WORK INSTRUCTION - The entries should be given again so that each one matches the original exactly.

DATA PROVIDED -
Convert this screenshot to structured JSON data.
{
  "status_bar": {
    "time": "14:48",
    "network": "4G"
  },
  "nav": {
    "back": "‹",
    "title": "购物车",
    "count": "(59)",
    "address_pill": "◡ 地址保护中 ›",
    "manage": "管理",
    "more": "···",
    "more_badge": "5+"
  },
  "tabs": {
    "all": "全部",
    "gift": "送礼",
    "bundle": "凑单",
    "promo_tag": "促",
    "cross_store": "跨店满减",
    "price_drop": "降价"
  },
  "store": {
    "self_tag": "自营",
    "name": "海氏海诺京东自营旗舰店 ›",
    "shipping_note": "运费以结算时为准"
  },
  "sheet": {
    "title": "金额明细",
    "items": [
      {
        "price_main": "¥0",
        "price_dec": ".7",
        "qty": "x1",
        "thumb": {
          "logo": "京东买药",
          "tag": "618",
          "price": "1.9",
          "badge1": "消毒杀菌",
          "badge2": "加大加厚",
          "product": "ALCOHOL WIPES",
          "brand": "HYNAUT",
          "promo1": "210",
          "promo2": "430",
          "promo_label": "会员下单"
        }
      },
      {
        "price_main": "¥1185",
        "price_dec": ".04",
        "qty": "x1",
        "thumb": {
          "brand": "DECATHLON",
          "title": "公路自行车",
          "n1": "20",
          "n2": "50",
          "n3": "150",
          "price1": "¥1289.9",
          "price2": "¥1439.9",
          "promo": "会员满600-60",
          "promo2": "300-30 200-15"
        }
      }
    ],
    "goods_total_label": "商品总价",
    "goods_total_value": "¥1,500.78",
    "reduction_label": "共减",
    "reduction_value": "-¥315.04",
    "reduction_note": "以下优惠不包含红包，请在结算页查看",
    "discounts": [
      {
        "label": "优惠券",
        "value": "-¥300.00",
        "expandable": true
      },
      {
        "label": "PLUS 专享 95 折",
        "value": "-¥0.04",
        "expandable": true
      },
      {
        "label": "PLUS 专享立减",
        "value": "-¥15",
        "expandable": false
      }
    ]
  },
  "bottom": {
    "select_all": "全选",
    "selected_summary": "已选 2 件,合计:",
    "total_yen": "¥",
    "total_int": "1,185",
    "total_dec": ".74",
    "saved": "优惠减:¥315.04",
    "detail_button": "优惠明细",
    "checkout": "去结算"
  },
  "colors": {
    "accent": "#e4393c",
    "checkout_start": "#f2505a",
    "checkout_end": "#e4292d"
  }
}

ANSWER TO THIS TASK -
Convert this screenshot to structured JSON data.
{
  "status_bar": {
    "time": "14:48",
    "network": "4G"
  },
  "nav": {
    "back": "‹",
    "title": "购物车",
    "count": "(59)",
    "address_pill": "◡ 地址保护中 ›",
    "manage": "管理",
    "more": "···",
    "more_badge": "5+"
  },
  "tabs": {
    "all": "全部",
    "gift": "送礼",
    "bundle": "凑单",
    "promo_tag": "促",
    "cross_store": "跨店满减",
    "price_drop": "降价"
  },
  "store": {
    "self_tag": "自营",
    "name": "海氏海诺京东自营旗舰店 ›",
    "shipping_note": "运费以结算时为准"
  },
  "sheet": {
    "title": "金额明细",
    "items": [
      {
        "price_main": "¥0",
        "price_dec": ".7",
        "qty": "x1",
        "thumb": {
          "logo": "京东买药",
          "tag": "618",
          "price": "1.9",
          "badge1": "消毒杀菌",
          "badge2": "加大加厚",
          "product": "ALCOHOL WIPES",
          "brand": "HYNAUT",
          "promo1": "210",
          "promo2": "430",
          "promo_label": "会员下单"
        }
      },
      {
        "price_main": "¥1185",
        "price_dec": ".04",
        "qty": "x1",
        "thumb": {
          "brand": "DECATHLON",
          "title": "公路自行车",
          "n1": "20",
          "n2": "50",
          "n3": "150",
          "price1": "¥1289.9",
          "price2": "¥1439.9",
          "promo": "会员满600-60",
          "promo2": "300-30 200-15"
        }
      }
    ],
    "goods_total_label": "商品总价",
    "goods_total_value": "¥1,500.78",
    "reduction_label": "共减",
    "reduction_value": "-¥315.04",
    "reduction_note": "以下优惠不包含红包，请在结算页查看",
    "discounts": [
      {
        "label": "优惠券",
        "value": "-¥300.00",
        "expandable": true
      },
      {
        "label": "PLUS 专享 95 折",
        "value": "-¥0.04",
        "expandable": true
      },
      {
        "label": "PLUS 专享立减",
        "value": "-¥15",
        "expandable": false
      }
    ]
  },
  "bottom": {
    "select_all": "全选",
    "selected_summary": "已选 2 件,合计:",
    "total_yen": "¥",
    "total_int": "1,185",
    "total_dec": ".74",
    "saved": "优惠减:¥315.04",
    "detail_button": "优惠明细",
    "checkout": "去结算"
  },
  "colors": {
    "accent": "#e4393c",
    "checkout_start": "#f2505a",
    "checkout_end": "#e4292d"
  }
}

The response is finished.